  • distribute an intimate image of another person without the other person’s consent
  • threaten to distribute an intimate image of another person without the other person’s consent.

The Act also provides some exceptions to these offences, such as when a law enforcement officer is acting within their duties. The Act also says that the court may order that a person guilty of these offences rectify their actions, such as by removing the intimate images. If the person does not rectify and they do not have a reasonable excuse for not doing so, this is also an offence.

Overall Importance of Intimate Images Laws

Most Australian states and territories have developed largely overlapping intimate images laws, with Western Australia being the most recent state to criminalise this behaviour. Although there are appropriate exceptions to these offences, the possibility of committing a criminal offence by breaching these laws highlights the seriousness of this issue for both students and schools in a digital era.

The Office of the eSafety Commissioner provides support for young people whose intimate images may have been shared without their consent.

The importance of parents and schools to educate children to not share ANY intimate images, regardless of context, cannot be underestimated.

About the Authors


Deb de fina-1Deborah de Fina

Deborah recently completed five years working with the Royal Commission into Institutional Responses to Child Sexual Abuse where she assisted the Royal Commission to establish the Private Session process and subsequently managed its legal aspects. Prior to working with the Royal Commission, Deborah had her own successful consulting practice where she specialised in the statutory child protection system, legal issues facing children and vulnerable people, and legal aid. She also spent more than nine years at Legal Aid NSW, as a child protection solicitor, Senior Solicitor and then Solicitor in Charge, Child Protection. Deborah holds a Juris Doctorate from the Columbia University School of Law, a Master of International Affairs from the Columbia University School of International and Public Affairs and a Diploma in Law from Sydney University.

Parisa Haider

Parisa Haider is a Legal Research Assistant at CompliSpace. She is currently studying a Bachelor of Law and Bachelor of Business (Economics) at the University of Technology, Sydney.

CompliSpace Media
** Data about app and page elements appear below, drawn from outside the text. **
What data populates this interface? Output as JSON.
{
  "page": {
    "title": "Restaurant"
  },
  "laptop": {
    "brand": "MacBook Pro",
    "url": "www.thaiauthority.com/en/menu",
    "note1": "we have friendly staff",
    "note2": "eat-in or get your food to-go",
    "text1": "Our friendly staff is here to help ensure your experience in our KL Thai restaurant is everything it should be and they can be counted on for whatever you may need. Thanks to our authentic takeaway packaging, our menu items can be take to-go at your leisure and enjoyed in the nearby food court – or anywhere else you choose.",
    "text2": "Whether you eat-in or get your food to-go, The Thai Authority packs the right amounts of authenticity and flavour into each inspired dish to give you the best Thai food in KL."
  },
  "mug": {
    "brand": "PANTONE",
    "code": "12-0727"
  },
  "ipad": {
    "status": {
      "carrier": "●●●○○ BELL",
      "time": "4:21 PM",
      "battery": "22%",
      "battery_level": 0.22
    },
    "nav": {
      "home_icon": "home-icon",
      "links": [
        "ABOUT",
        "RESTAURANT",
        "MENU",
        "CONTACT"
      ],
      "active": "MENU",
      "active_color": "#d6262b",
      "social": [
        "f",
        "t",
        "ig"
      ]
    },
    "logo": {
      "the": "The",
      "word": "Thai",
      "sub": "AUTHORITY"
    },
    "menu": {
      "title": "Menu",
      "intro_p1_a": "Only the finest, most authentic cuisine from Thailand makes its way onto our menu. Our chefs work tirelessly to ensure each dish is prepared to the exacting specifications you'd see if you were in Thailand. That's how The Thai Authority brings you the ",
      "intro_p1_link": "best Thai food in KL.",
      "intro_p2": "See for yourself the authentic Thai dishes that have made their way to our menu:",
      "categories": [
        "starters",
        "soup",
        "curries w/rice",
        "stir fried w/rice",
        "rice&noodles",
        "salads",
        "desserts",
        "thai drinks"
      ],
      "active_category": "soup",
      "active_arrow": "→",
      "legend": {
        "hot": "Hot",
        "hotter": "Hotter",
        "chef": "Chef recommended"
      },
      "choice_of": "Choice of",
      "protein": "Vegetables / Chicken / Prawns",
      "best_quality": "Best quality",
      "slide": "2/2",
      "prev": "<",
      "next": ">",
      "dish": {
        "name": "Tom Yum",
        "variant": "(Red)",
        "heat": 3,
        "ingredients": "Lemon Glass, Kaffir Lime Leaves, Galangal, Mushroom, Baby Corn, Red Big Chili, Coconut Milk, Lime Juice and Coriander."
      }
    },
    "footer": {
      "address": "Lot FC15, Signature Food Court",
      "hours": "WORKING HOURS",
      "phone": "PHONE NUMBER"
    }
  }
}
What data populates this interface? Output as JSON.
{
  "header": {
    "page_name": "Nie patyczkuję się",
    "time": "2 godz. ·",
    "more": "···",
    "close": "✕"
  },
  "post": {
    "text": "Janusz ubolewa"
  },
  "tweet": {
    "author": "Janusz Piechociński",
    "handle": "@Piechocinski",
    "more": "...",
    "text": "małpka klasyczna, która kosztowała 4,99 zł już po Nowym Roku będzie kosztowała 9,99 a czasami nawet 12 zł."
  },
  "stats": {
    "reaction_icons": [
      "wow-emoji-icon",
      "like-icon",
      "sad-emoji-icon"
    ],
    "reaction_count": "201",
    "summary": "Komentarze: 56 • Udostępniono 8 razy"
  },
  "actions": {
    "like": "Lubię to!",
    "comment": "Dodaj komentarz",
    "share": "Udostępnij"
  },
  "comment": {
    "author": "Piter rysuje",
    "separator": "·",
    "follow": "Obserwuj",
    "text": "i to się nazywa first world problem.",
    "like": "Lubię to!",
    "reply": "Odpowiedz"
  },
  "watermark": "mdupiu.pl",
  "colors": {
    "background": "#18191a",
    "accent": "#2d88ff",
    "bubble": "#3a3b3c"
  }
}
CompliSpace is an Australian company that helps over 600 non-government schools across Australia with their governance, risk, compliance and policy management. What makes us different is that we monitor over 200 sources of legal and regulatory change to ensure our clients have the updated policies and tools they need to meet new requirements. We share that knowledge with the broader Education community via School Governance.